_REQUIREMENT_: If a line of the records holds the word "your", copy it out.

Start of DATA FOR THIS EXERCISE

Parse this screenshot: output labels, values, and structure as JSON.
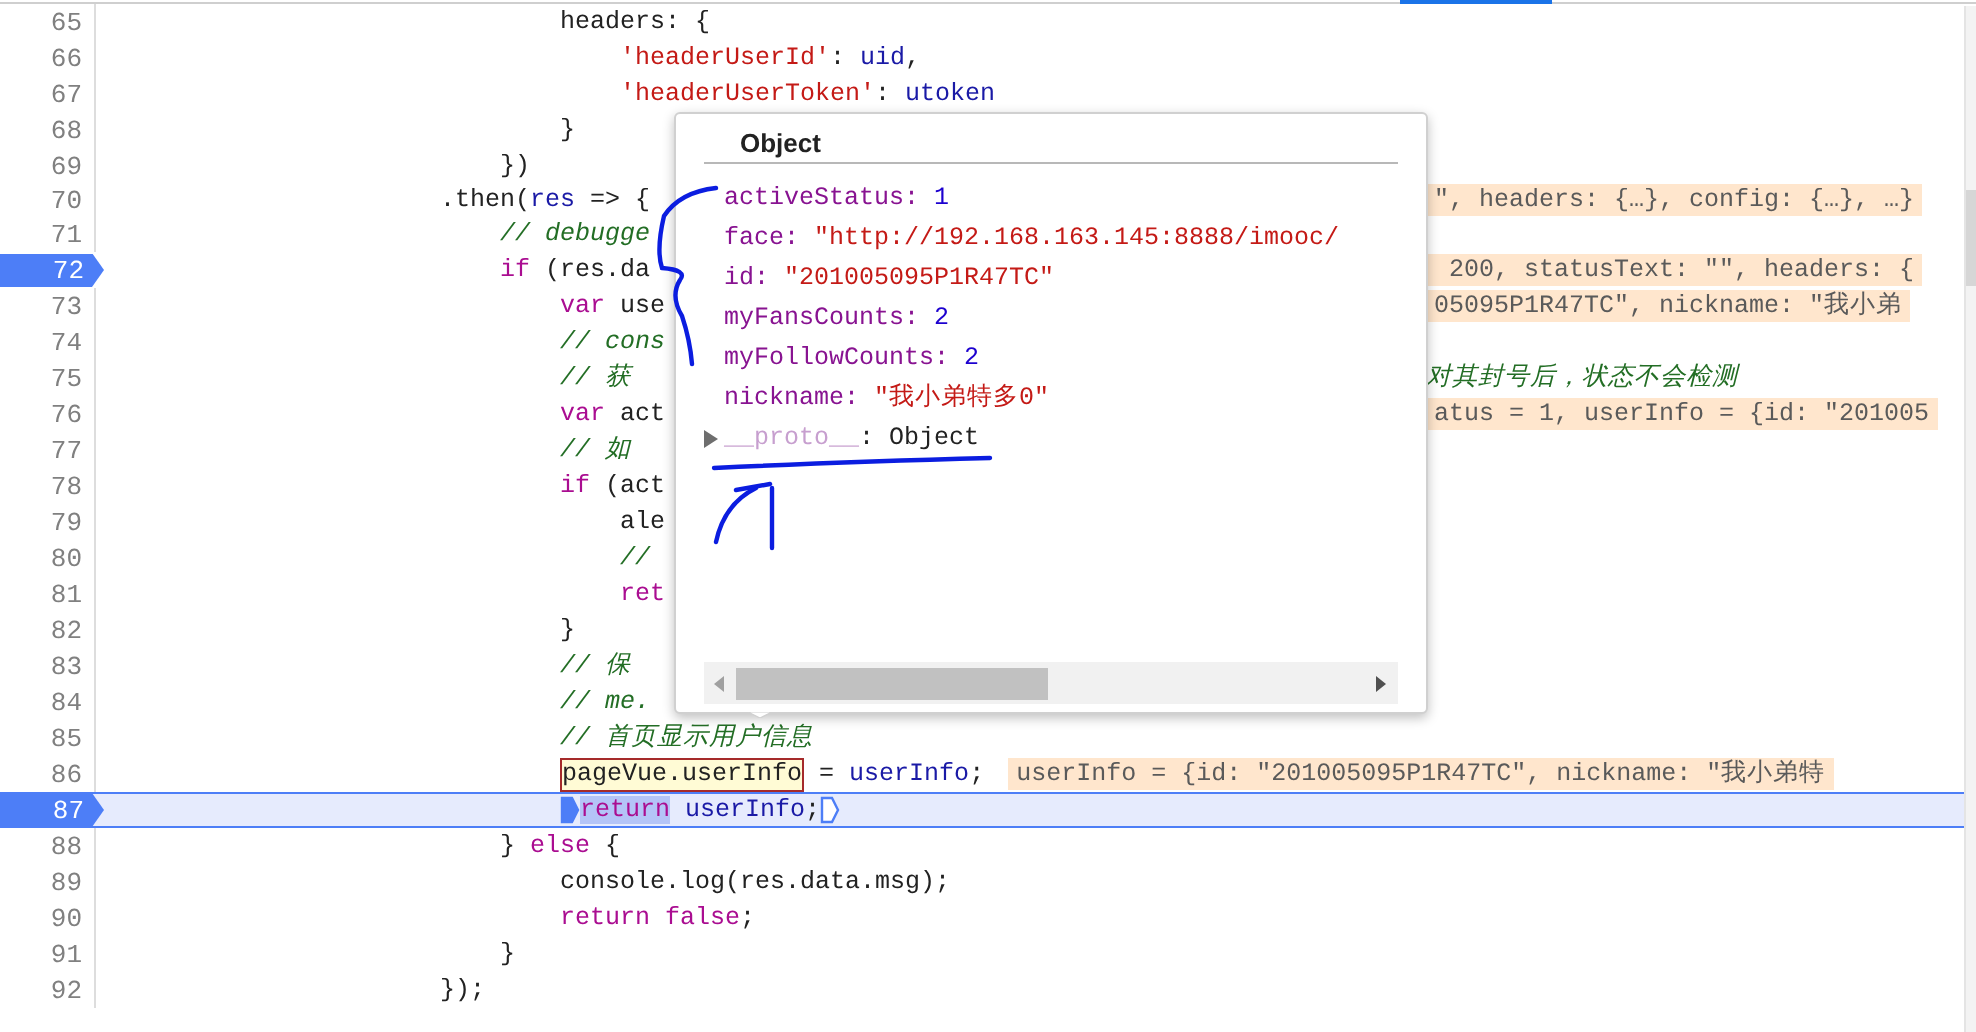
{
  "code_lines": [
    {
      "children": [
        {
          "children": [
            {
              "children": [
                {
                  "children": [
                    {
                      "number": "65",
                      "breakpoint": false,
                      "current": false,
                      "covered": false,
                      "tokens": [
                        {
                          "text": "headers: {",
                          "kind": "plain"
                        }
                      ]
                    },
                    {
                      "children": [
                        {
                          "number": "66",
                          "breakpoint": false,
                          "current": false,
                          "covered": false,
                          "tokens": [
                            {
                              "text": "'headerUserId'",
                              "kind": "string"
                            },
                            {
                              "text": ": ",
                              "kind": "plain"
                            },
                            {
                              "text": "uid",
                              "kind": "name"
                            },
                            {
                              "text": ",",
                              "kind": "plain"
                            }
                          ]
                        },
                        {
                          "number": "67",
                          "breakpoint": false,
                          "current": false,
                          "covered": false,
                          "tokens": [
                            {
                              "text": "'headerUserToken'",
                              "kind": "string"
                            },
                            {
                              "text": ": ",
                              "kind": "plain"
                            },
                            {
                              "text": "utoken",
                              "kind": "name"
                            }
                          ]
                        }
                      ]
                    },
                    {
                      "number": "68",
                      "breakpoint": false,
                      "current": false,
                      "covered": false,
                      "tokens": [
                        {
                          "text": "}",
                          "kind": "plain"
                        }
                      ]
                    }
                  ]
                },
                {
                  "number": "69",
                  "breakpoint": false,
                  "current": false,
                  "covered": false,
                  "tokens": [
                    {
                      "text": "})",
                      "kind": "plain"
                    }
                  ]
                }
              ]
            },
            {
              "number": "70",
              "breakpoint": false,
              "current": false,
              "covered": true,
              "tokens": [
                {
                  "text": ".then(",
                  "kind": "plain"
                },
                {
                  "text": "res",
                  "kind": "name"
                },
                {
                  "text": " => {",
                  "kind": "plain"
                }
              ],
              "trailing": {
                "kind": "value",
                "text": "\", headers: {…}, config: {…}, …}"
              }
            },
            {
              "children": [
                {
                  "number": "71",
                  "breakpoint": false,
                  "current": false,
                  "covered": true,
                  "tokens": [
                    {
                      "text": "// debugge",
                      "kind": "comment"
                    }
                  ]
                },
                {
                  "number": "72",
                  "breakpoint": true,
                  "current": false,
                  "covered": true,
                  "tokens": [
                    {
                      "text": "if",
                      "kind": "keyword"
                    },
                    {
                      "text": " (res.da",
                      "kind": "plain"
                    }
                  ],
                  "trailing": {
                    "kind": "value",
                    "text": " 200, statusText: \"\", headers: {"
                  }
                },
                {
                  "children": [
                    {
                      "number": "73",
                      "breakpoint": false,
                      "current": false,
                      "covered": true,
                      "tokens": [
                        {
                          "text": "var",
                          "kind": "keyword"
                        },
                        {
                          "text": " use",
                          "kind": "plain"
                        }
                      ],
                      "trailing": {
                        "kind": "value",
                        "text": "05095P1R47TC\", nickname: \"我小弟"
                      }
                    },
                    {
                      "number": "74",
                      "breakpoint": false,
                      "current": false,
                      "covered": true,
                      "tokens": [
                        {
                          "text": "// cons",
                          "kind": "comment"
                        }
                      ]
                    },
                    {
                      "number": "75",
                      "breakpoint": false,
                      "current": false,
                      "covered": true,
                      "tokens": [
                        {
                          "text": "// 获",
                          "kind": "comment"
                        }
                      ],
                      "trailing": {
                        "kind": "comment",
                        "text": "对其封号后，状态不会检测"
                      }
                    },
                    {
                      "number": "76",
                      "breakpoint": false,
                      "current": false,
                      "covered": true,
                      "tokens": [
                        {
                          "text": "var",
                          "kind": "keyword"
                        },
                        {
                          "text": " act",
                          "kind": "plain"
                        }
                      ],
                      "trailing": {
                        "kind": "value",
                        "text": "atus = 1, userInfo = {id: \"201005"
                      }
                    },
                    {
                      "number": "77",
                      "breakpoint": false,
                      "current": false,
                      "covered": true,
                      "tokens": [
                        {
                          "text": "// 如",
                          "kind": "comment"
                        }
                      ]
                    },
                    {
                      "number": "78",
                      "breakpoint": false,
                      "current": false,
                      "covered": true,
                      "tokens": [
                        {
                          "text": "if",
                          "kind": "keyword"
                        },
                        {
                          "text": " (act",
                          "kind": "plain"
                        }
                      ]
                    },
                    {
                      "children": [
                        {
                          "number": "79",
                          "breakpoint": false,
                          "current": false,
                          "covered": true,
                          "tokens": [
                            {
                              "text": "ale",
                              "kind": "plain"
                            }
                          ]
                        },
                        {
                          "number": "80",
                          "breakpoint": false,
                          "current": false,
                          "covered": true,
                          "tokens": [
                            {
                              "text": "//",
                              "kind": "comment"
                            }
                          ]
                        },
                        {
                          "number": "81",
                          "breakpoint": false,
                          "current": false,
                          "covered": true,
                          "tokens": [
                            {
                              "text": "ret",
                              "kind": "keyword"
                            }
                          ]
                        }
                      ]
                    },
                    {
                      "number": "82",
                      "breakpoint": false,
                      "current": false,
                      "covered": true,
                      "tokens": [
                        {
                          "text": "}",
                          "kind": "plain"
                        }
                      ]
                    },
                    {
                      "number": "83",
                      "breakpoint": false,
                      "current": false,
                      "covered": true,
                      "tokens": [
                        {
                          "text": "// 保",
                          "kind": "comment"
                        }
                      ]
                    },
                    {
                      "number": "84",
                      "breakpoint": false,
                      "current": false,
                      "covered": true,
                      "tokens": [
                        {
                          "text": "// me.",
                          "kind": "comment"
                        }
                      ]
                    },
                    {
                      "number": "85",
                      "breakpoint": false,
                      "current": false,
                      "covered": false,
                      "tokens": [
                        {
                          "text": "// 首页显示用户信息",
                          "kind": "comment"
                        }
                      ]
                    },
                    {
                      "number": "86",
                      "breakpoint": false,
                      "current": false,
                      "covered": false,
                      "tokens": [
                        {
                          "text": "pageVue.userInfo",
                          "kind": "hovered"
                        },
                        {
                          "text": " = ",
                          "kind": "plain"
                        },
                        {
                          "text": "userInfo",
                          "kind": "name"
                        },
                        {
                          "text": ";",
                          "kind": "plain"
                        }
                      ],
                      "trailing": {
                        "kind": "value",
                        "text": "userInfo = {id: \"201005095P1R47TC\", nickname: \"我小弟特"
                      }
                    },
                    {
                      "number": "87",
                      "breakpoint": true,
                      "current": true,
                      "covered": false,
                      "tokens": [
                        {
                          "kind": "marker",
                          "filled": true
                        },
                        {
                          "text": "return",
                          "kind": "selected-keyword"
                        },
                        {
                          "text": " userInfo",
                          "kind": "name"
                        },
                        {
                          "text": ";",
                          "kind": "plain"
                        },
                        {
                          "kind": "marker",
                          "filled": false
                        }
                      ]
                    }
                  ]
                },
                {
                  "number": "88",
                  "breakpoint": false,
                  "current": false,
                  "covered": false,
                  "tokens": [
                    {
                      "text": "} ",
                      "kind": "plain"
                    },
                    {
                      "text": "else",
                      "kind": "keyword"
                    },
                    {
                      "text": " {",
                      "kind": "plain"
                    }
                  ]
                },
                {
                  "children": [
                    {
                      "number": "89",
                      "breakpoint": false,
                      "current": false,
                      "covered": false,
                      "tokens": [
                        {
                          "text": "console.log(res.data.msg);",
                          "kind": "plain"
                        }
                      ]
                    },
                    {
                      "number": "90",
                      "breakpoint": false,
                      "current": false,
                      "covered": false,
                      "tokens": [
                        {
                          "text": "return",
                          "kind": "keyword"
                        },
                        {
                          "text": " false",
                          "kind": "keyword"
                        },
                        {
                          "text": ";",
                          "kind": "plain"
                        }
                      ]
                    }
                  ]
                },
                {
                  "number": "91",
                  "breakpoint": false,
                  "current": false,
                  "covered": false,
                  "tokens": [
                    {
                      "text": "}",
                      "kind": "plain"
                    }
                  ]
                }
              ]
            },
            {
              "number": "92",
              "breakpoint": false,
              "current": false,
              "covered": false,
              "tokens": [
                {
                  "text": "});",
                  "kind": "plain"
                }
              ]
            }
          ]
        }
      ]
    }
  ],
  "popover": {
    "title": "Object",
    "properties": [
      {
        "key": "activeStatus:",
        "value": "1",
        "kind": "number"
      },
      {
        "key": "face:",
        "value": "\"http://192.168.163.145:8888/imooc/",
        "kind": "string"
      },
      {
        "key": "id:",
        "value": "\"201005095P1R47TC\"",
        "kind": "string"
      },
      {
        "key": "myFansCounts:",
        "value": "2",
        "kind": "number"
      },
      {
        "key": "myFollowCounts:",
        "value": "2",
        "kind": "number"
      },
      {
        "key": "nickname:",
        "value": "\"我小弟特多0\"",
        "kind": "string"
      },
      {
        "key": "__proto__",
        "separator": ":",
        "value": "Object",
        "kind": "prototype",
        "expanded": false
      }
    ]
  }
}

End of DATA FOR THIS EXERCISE
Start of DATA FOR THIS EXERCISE

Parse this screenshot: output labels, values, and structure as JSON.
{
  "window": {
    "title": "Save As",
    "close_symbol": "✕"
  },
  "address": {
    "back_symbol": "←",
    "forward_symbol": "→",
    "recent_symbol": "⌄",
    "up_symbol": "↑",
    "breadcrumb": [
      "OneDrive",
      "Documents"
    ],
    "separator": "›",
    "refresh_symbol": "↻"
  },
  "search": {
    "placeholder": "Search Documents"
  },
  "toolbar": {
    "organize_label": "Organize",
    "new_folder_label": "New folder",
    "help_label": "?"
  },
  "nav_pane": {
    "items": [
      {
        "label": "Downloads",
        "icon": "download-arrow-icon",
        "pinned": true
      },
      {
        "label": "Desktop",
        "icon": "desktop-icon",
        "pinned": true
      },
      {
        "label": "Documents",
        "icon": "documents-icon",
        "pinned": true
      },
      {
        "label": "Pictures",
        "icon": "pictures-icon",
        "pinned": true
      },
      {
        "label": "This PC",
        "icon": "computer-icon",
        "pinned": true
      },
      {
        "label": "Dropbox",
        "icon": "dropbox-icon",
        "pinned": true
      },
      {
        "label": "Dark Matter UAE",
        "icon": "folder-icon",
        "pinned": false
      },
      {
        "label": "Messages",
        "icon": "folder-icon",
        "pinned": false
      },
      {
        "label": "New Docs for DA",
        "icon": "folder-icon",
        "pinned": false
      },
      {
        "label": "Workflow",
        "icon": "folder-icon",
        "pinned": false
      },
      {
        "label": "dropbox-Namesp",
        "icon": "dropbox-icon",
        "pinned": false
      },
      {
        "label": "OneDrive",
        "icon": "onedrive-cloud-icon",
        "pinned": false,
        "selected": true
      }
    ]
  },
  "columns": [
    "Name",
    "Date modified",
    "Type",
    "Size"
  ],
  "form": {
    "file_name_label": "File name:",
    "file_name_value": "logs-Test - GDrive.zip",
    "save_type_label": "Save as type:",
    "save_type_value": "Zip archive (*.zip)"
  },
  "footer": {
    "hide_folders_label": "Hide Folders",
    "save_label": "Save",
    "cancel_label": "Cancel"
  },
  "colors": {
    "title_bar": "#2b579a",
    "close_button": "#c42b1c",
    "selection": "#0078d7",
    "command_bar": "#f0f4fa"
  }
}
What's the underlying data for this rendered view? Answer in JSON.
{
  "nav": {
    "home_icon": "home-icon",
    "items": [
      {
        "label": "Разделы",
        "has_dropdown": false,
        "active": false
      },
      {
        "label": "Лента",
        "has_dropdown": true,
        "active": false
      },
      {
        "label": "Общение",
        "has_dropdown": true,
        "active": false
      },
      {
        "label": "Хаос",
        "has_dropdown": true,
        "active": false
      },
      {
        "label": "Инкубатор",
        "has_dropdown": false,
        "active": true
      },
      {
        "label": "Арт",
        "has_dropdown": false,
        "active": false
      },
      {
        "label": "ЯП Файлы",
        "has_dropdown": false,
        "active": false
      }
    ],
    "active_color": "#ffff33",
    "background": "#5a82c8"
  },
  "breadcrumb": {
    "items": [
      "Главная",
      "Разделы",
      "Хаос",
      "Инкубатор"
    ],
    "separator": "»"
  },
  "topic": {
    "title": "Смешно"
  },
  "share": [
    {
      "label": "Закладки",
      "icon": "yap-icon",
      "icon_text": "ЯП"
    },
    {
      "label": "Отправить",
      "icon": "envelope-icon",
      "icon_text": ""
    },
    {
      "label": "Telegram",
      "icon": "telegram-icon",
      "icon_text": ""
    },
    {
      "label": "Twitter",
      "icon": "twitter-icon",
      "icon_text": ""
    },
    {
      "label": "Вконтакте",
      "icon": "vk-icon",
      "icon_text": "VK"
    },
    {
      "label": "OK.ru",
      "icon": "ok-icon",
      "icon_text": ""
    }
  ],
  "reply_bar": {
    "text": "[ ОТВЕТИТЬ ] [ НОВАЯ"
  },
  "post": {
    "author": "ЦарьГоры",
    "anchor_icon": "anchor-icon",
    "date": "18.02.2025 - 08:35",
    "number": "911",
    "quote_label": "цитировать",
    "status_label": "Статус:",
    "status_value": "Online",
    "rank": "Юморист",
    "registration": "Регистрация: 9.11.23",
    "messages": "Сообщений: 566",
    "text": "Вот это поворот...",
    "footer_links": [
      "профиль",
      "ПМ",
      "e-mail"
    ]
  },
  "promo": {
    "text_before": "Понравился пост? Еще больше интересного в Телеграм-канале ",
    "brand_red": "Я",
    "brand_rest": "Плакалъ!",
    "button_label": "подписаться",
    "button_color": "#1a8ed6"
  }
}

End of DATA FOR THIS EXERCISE
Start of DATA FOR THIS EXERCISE

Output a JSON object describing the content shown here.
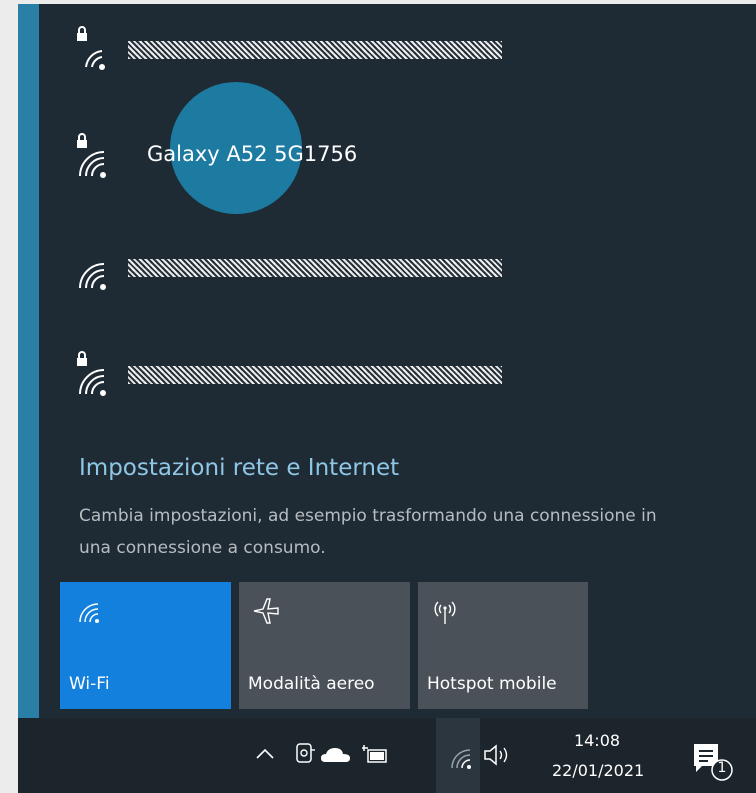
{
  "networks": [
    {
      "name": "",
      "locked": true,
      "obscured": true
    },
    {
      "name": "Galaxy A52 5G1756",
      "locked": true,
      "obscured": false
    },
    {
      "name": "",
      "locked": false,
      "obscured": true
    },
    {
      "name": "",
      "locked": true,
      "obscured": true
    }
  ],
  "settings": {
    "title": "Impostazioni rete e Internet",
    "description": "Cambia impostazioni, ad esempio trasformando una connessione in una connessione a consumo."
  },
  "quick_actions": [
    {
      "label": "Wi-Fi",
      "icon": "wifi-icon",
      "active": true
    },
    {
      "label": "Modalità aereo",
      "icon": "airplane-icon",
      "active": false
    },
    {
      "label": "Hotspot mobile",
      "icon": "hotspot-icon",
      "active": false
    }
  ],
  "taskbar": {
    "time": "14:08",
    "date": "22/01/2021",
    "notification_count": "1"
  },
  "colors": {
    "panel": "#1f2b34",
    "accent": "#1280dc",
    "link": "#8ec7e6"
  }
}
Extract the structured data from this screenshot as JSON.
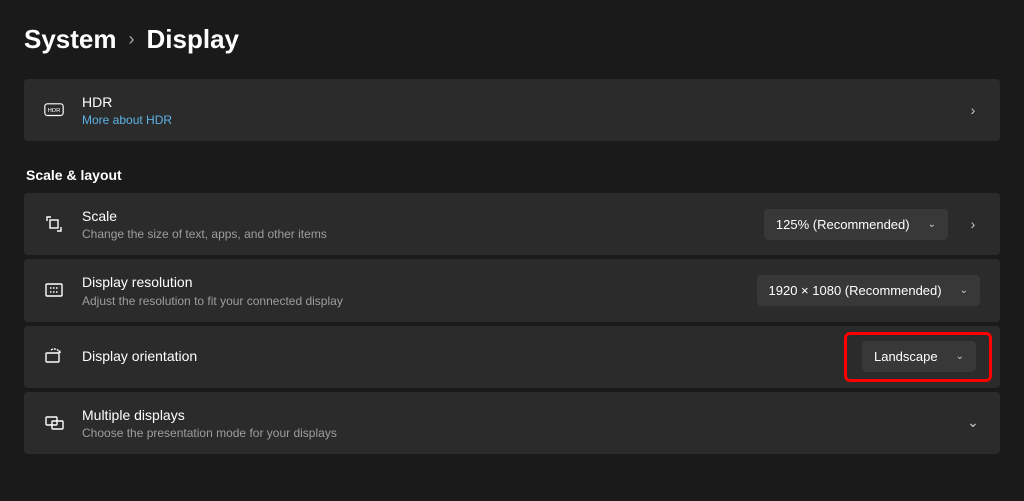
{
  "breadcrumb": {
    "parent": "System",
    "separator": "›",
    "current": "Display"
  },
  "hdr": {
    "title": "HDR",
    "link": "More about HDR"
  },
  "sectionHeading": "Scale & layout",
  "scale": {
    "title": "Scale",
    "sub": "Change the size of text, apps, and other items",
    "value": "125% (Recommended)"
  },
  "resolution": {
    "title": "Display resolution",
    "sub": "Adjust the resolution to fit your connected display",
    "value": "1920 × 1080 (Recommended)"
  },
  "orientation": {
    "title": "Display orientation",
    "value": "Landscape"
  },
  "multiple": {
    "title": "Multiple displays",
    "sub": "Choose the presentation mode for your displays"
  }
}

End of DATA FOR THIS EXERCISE

_REPLY TO THE TASK_:
    "sub": "Adjust the resolution to fit your connected display",
    "sub": "Choose the presentation mode for your displays"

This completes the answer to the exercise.